Retype the listing exactly, minus its pictures.

......

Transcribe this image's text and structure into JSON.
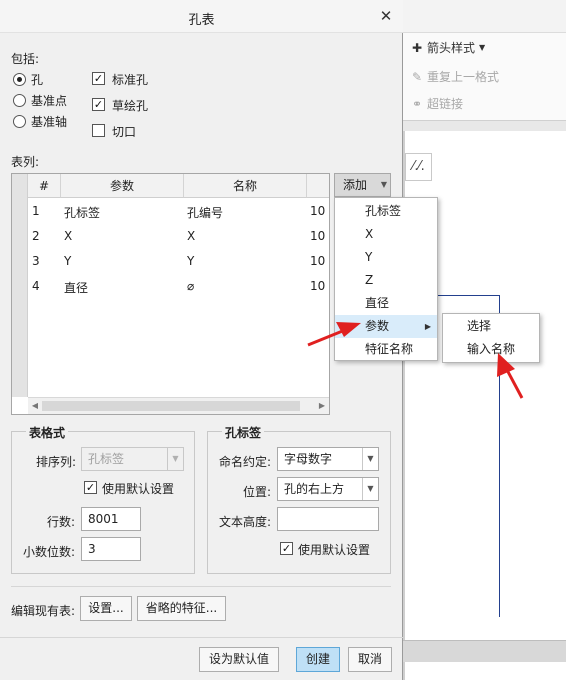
{
  "background": {
    "ribbon": {
      "arrow_style": "箭头样式",
      "repeat_format": "重复上一格式",
      "hyperlink": "超链接"
    },
    "tool_icon": "⁄.⁄."
  },
  "dialog": {
    "title": "孔表",
    "include_label": "包括:",
    "radios": [
      "孔",
      "基准点",
      "基准轴"
    ],
    "checks": [
      "标准孔",
      "草绘孔",
      "切口"
    ],
    "table_label": "表列:",
    "table": {
      "headers": [
        "#",
        "参数",
        "名称"
      ],
      "rows": [
        {
          "num": "1",
          "param": "孔标签",
          "name": "孔编号",
          "extra": "10"
        },
        {
          "num": "2",
          "param": "X",
          "name": "X",
          "extra": "10"
        },
        {
          "num": "3",
          "param": "Y",
          "name": "Y",
          "extra": "10"
        },
        {
          "num": "4",
          "param": "直径",
          "name": "⌀",
          "extra": "10"
        }
      ]
    },
    "add_button": "添加",
    "add_menu": [
      "孔标签",
      "X",
      "Y",
      "Z",
      "直径",
      "参数",
      "特征名称"
    ],
    "param_submenu": [
      "选择",
      "输入名称"
    ],
    "table_format": {
      "title": "表格式",
      "sort_label": "排序列:",
      "sort_value": "孔标签",
      "use_default": "使用默认设置",
      "rows_label": "行数:",
      "rows_value": "8001",
      "decimals_label": "小数位数:",
      "decimals_value": "3"
    },
    "hole_tag": {
      "title": "孔标签",
      "naming_label": "命名约定:",
      "naming_value": "字母数字",
      "position_label": "位置:",
      "position_value": "孔的右上方",
      "text_height_label": "文本高度:",
      "text_height_value": "",
      "use_default": "使用默认设置"
    },
    "edit_label": "编辑现有表:",
    "settings_button": "设置...",
    "omitted_button": "省略的特征...",
    "set_default_button": "设为默认值",
    "create_button": "创建",
    "cancel_button": "取消"
  },
  "colors": {
    "accent": "#5ea7d8",
    "highlight": "#d9ecfa",
    "annotation_arrow": "#e02020",
    "drawing_line": "#23408e"
  }
}
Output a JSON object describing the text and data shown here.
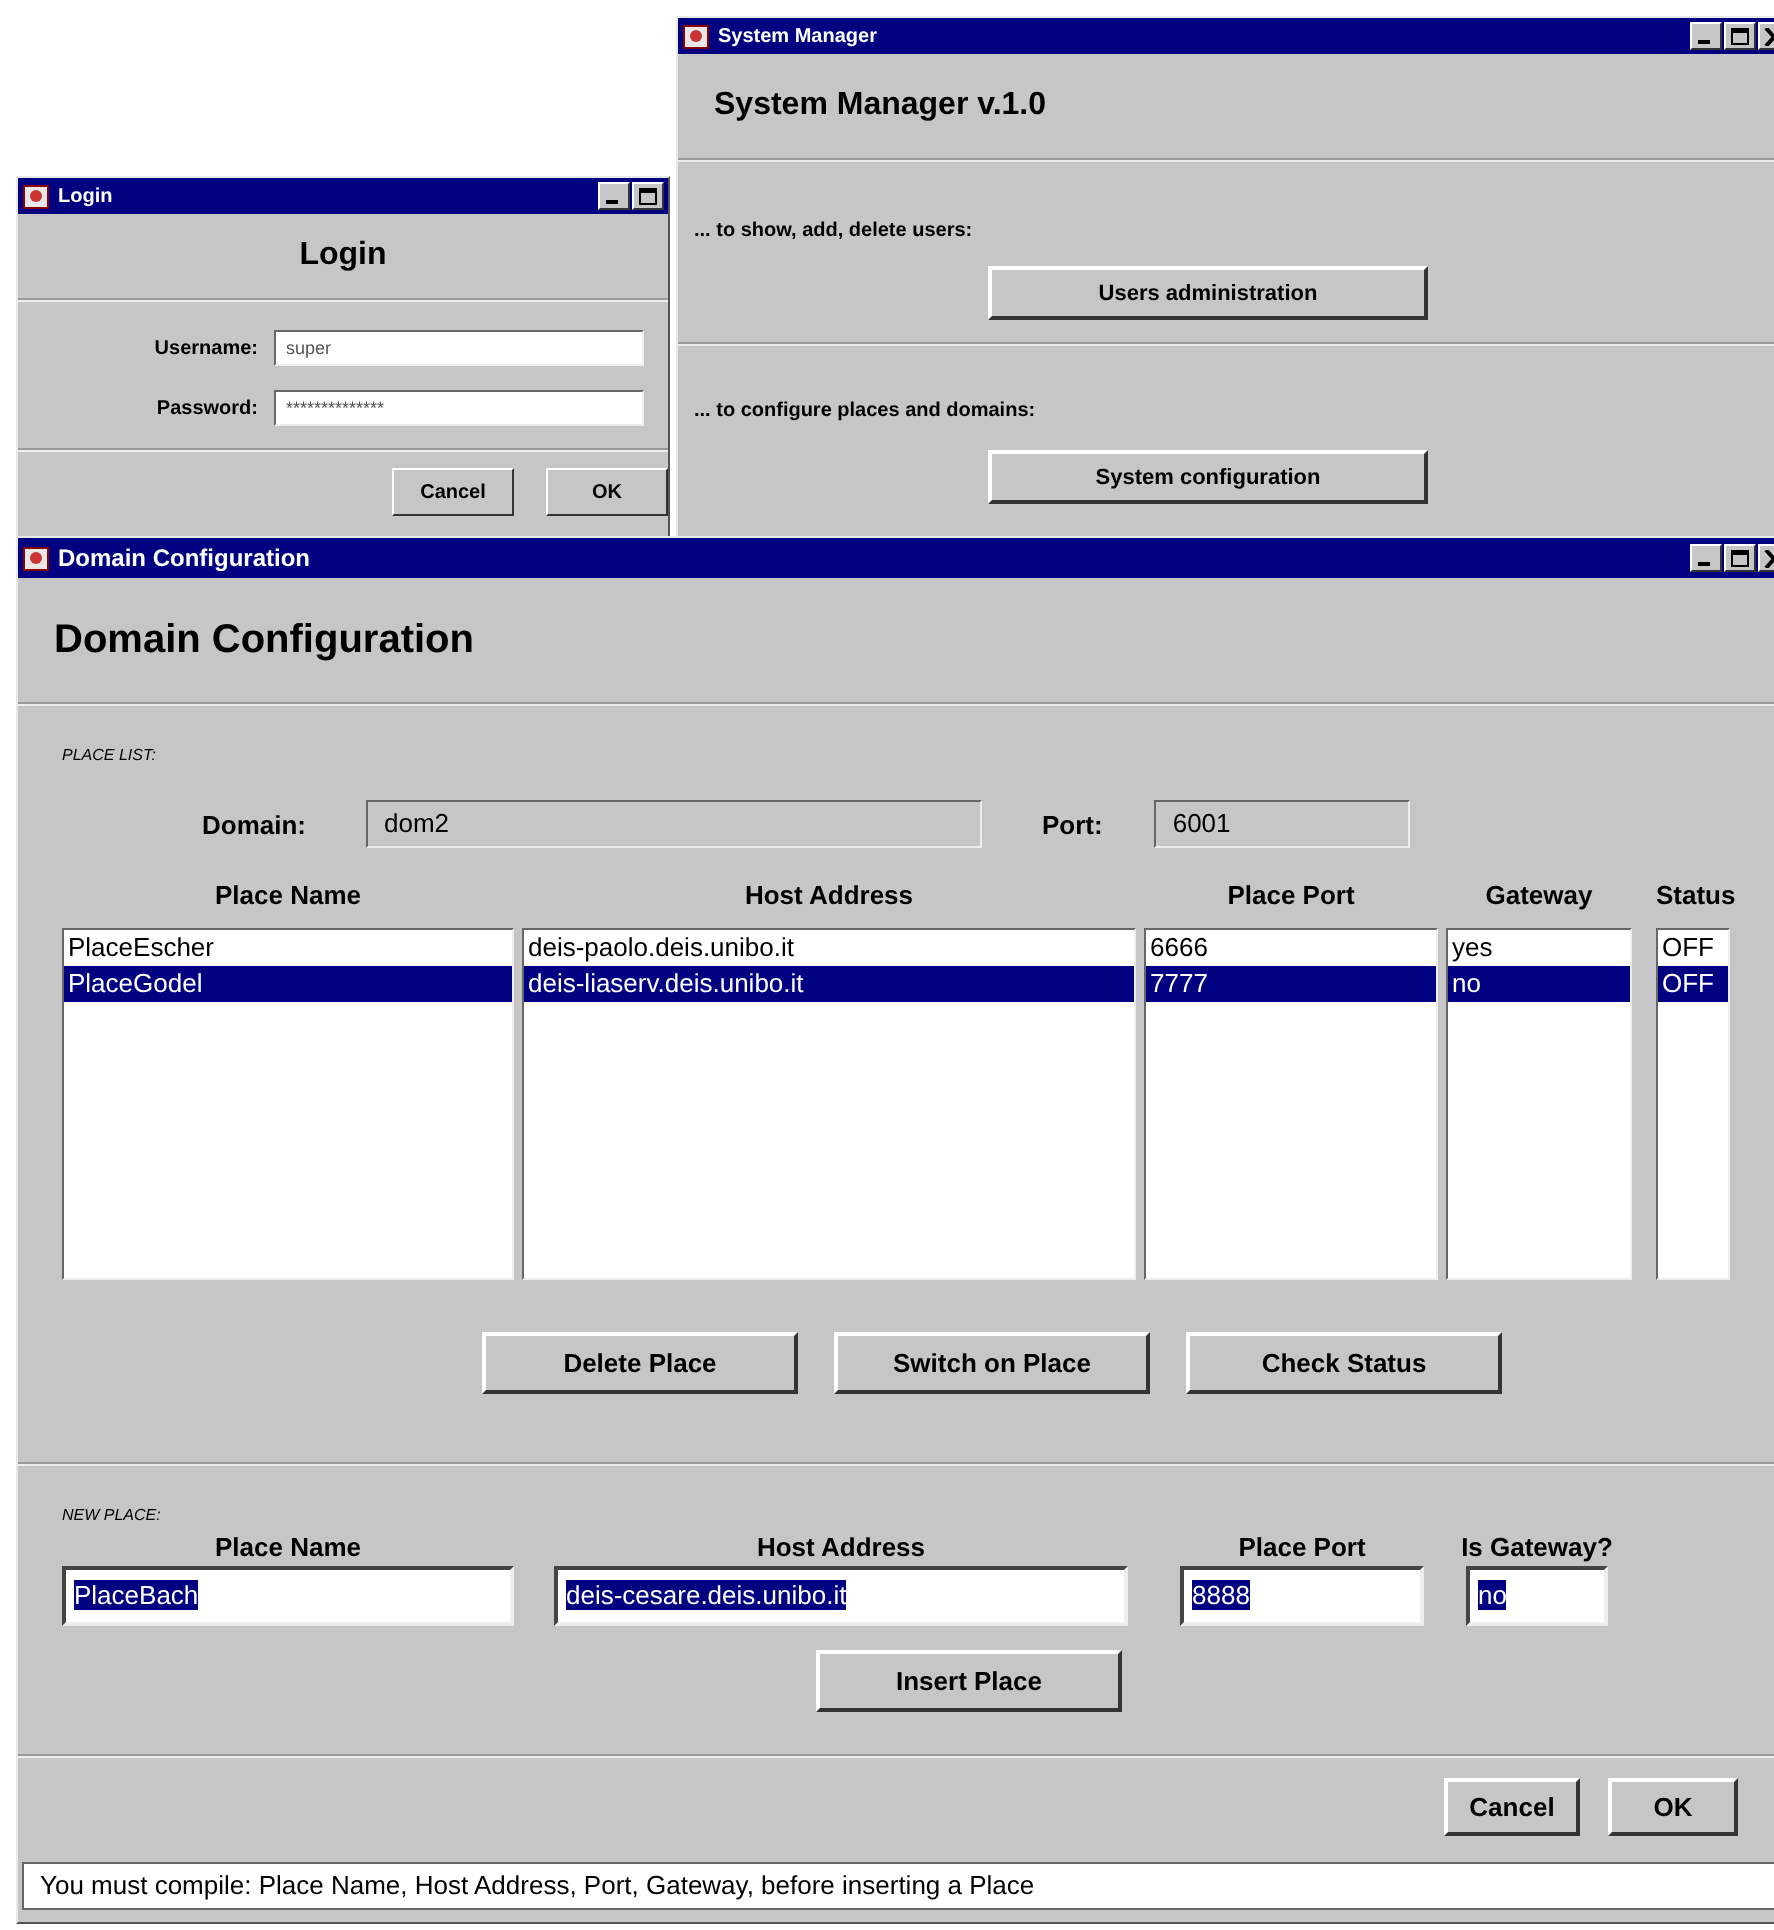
{
  "login_window": {
    "title": "Login",
    "heading": "Login",
    "fields": [
      {
        "label": "Username:",
        "value": "super"
      },
      {
        "label": "Password:",
        "value": "**************"
      }
    ],
    "buttons": [
      "Cancel",
      "OK"
    ]
  },
  "system_manager_window": {
    "title": "System Manager",
    "heading": "System Manager v.1.0",
    "sections": [
      {
        "caption": "... to show, add, delete users:",
        "button": "Users administration"
      },
      {
        "caption": "... to configure places and domains:",
        "button": "System configuration"
      }
    ]
  },
  "domain_window": {
    "title": "Domain Configuration",
    "heading": "Domain Configuration",
    "place_list": {
      "section_label": "PLACE LIST:",
      "domain": {
        "label": "Domain:",
        "value": "dom2"
      },
      "port": {
        "label": "Port:",
        "value": "6001"
      },
      "columns": [
        "Place Name",
        "Host Address",
        "Place Port",
        "Gateway",
        "Status"
      ],
      "rows": [
        {
          "cells": [
            "PlaceEscher",
            "deis-paolo.deis.unibo.it",
            "6666",
            "yes",
            "OFF"
          ],
          "selected": false
        },
        {
          "cells": [
            "PlaceGodel",
            "deis-liaserv.deis.unibo.it",
            "7777",
            "no",
            "OFF"
          ],
          "selected": true
        }
      ],
      "buttons": [
        "Delete Place",
        "Switch on Place",
        "Check Status"
      ]
    },
    "new_place": {
      "section_label": "NEW PLACE:",
      "fields": [
        {
          "label": "Place Name",
          "value": "PlaceBach",
          "text_selected": true
        },
        {
          "label": "Host Address",
          "value": "deis-cesare.deis.unibo.it",
          "text_selected": true
        },
        {
          "label": "Place Port",
          "value": "8888",
          "text_selected": true
        },
        {
          "label": "Is Gateway?",
          "value": "no",
          "text_selected": true
        }
      ],
      "button": "Insert Place"
    },
    "buttons": [
      "Cancel",
      "OK"
    ],
    "status_bar": "You must compile: Place Name, Host Address, Port, Gateway, before inserting a Place"
  }
}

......

_SOLUTION TO THE PROBLEM_:
Transcribe this image's text and structure into JSON.
{
  "background": {
    "ribbon": {
      "arrow_style": "箭头样式",
      "repeat_format": "重复上一格式",
      "hyperlink": "超链接"
    },
    "tool_icon": "⁄.⁄."
  },
  "dialog": {
    "title": "孔表",
    "include_label": "包括:",
    "radios": [
      "孔",
      "基准点",
      "基准轴"
    ],
    "checks": [
      "标准孔",
      "草绘孔",
      "切口"
    ],
    "table_label": "表列:",
    "table": {
      "headers": [
        "#",
        "参数",
        "名称"
      ],
      "rows": [
        {
          "num": "1",
          "param": "孔标签",
          "name": "孔编号",
          "extra": "10"
        },
        {
          "num": "2",
          "param": "X",
          "name": "X",
          "extra": "10"
        },
        {
          "num": "3",
          "param": "Y",
          "name": "Y",
          "extra": "10"
        },
        {
          "num": "4",
          "param": "直径",
          "name": "⌀",
          "extra": "10"
        }
      ]
    },
    "add_button": "添加",
    "add_menu": [
      "孔标签",
      "X",
      "Y",
      "Z",
      "直径",
      "参数",
      "特征名称"
    ],
    "param_submenu": [
      "选择",
      "输入名称"
    ],
    "table_format": {
      "title": "表格式",
      "sort_label": "排序列:",
      "sort_value": "孔标签",
      "use_default": "使用默认设置",
      "rows_label": "行数:",
      "rows_value": "8001",
      "decimals_label": "小数位数:",
      "decimals_value": "3"
    },
    "hole_tag": {
      "title": "孔标签",
      "naming_label": "命名约定:",
      "naming_value": "字母数字",
      "position_label": "位置:",
      "position_value": "孔的右上方",
      "text_height_label": "文本高度:",
      "text_height_value": "",
      "use_default": "使用默认设置"
    },
    "edit_label": "编辑现有表:",
    "settings_button": "设置...",
    "omitted_button": "省略的特征...",
    "set_default_button": "设为默认值",
    "create_button": "创建",
    "cancel_button": "取消"
  },
  "colors": {
    "accent": "#5ea7d8",
    "highlight": "#d9ecfa",
    "annotation_arrow": "#e02020",
    "drawing_line": "#23408e"
  }
}
Output a JSON object describing the text and data shown here.
{
  "login_window": {
    "title": "Login",
    "heading": "Login",
    "fields": [
      {
        "label": "Username:",
        "value": "super"
      },
      {
        "label": "Password:",
        "value": "**************"
      }
    ],
    "buttons": [
      "Cancel",
      "OK"
    ]
  },
  "system_manager_window": {
    "title": "System Manager",
    "heading": "System Manager v.1.0",
    "sections": [
      {
        "caption": "... to show, add, delete users:",
        "button": "Users administration"
      },
      {
        "caption": "... to configure places and domains:",
        "button": "System configuration"
      }
    ]
  },
  "domain_window": {
    "title": "Domain Configuration",
    "heading": "Domain Configuration",
    "place_list": {
      "section_label": "PLACE LIST:",
      "domain": {
        "label": "Domain:",
        "value": "dom2"
      },
      "port": {
        "label": "Port:",
        "value": "6001"
      },
      "columns": [
        "Place Name",
        "Host Address",
        "Place Port",
        "Gateway",
        "Status"
      ],
      "rows": [
        {
          "cells": [
            "PlaceEscher",
            "deis-paolo.deis.unibo.it",
            "6666",
            "yes",
            "OFF"
          ],
          "selected": false
        },
        {
          "cells": [
            "PlaceGodel",
            "deis-liaserv.deis.unibo.it",
            "7777",
            "no",
            "OFF"
          ],
          "selected": true
        }
      ],
      "buttons": [
        "Delete Place",
        "Switch on Place",
        "Check Status"
      ]
    },
    "new_place": {
      "section_label": "NEW PLACE:",
      "fields": [
        {
          "label": "Place Name",
          "value": "PlaceBach",
          "text_selected": true
        },
        {
          "label": "Host Address",
          "value": "deis-cesare.deis.unibo.it",
          "text_selected": true
        },
        {
          "label": "Place Port",
          "value": "8888",
          "text_selected": true
        },
        {
          "label": "Is Gateway?",
          "value": "no",
          "text_selected": true
        }
      ],
      "button": "Insert Place"
    },
    "buttons": [
      "Cancel",
      "OK"
    ],
    "status_bar": "You must compile: Place Name, Host Address, Port, Gateway, before inserting a Place"
  }
}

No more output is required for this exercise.